[Interface dataset entries]

==================================================

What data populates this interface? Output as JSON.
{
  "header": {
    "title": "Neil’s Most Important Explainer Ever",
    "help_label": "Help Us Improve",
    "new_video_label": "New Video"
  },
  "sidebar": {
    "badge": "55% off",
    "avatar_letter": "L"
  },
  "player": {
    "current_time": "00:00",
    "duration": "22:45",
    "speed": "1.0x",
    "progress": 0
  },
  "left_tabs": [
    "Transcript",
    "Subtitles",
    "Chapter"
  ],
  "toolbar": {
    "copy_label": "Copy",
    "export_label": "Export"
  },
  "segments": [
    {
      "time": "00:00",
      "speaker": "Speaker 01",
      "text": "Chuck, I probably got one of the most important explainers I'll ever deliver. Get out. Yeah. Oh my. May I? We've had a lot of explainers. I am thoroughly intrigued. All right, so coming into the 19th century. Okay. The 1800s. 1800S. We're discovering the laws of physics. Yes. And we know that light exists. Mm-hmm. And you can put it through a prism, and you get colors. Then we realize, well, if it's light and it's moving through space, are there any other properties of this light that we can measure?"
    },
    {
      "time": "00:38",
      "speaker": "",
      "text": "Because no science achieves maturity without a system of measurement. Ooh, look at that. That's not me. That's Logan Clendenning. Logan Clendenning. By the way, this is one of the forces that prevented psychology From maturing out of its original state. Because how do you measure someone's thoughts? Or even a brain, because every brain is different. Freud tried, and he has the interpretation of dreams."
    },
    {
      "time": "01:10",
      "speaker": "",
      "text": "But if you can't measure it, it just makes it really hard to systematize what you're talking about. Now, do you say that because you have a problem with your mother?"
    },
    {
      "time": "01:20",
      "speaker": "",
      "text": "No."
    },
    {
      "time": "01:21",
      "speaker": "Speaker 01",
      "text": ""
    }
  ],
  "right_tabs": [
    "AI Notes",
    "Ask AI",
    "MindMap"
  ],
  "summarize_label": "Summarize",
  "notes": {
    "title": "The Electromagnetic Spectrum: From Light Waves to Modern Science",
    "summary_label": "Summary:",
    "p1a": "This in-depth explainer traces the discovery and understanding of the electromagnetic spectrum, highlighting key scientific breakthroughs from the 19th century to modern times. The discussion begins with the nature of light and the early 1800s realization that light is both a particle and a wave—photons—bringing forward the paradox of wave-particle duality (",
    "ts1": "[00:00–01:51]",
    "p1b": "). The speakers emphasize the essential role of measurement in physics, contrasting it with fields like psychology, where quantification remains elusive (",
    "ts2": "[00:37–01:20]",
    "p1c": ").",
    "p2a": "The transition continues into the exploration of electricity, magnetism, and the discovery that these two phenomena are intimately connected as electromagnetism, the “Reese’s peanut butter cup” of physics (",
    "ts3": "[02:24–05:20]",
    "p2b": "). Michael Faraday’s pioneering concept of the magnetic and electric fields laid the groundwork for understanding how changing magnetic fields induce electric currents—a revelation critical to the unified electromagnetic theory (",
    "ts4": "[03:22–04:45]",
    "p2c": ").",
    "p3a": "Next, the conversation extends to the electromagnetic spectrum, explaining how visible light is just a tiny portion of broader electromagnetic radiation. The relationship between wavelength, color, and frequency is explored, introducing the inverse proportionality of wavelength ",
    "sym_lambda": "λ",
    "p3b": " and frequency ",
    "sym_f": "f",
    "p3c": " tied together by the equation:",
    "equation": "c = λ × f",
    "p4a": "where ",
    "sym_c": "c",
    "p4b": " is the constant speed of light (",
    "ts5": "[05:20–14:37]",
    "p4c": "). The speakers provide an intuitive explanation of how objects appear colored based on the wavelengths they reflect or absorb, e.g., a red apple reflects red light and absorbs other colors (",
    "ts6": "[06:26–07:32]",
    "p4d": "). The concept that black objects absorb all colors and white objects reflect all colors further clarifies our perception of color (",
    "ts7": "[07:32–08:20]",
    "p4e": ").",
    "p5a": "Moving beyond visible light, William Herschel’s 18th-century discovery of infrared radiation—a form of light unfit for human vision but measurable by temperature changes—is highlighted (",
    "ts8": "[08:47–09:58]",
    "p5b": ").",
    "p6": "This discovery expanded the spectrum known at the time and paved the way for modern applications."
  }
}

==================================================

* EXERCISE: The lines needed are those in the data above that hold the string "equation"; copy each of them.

* RESULT OF THE EXERCISE:
    "p3c": " tied together by the equation:",
    "equation": "c = λ × f",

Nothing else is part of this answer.